_DIRECTIONS FOR THIS TASK:_ For each line below that contains the word "title", return that line.
»»
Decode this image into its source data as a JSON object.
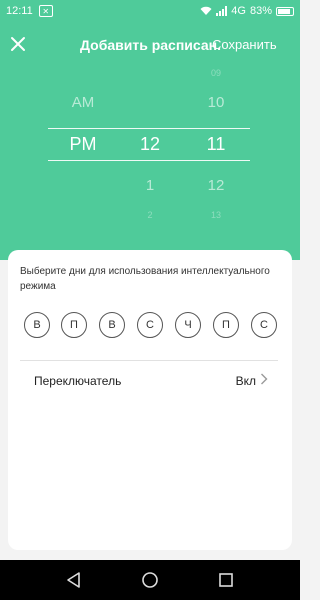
{
  "status_bar": {
    "time": "12:11",
    "network": "4G",
    "battery": "83%"
  },
  "header": {
    "title": "Добавить расписан.",
    "save_label": "Сохранить"
  },
  "time_picker": {
    "ampm": {
      "above": "AM",
      "selected": "PM"
    },
    "hour": {
      "selected": "12",
      "below": "1",
      "below_faint": "2"
    },
    "minute": {
      "above_faint": "09",
      "above": "10",
      "selected": "11",
      "below": "12",
      "below_faint": "13"
    }
  },
  "days": {
    "prompt": "Выберите дни для использования интеллектуального режима",
    "items": [
      "В",
      "П",
      "В",
      "С",
      "Ч",
      "П",
      "С"
    ]
  },
  "switch_row": {
    "label": "Переключатель",
    "value": "Вкл"
  },
  "colors": {
    "accent": "#4fcb9a",
    "sheet": "#ffffff",
    "background": "#f3f3f3"
  }
}
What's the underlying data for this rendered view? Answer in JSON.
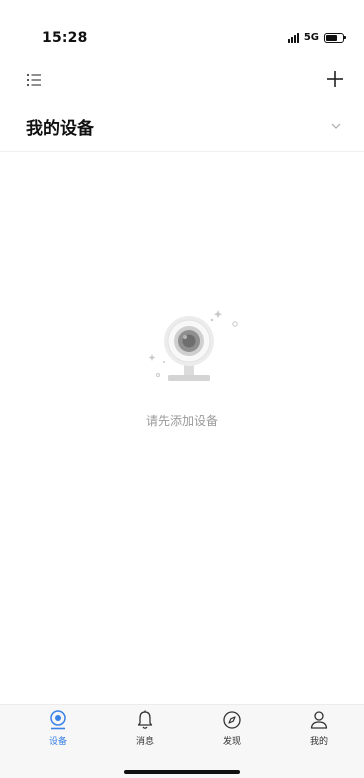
{
  "status_bar": {
    "time": "15:28",
    "network": "5G",
    "signal_icon": "signal-bars-icon",
    "battery_icon": "battery-icon",
    "battery_level": 0.7
  },
  "toolbar": {
    "menu_icon": "list-menu-icon",
    "add_icon": "plus-icon"
  },
  "header": {
    "title": "我的设备",
    "expand_icon": "chevron-down-icon"
  },
  "empty_state": {
    "illustration_icon": "camera-icon",
    "message": "请先添加设备"
  },
  "tab_bar": {
    "accent_color": "#3b82e6",
    "tabs": [
      {
        "label": "设备",
        "icon": "camera-icon",
        "active": true
      },
      {
        "label": "消息",
        "icon": "bell-icon",
        "active": false
      },
      {
        "label": "发现",
        "icon": "compass-icon",
        "active": false
      },
      {
        "label": "我的",
        "icon": "person-icon",
        "active": false
      }
    ]
  }
}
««
_EXERCISE RESULT:_
    "title": "Добавить расписан.",
    "title": "我的设备",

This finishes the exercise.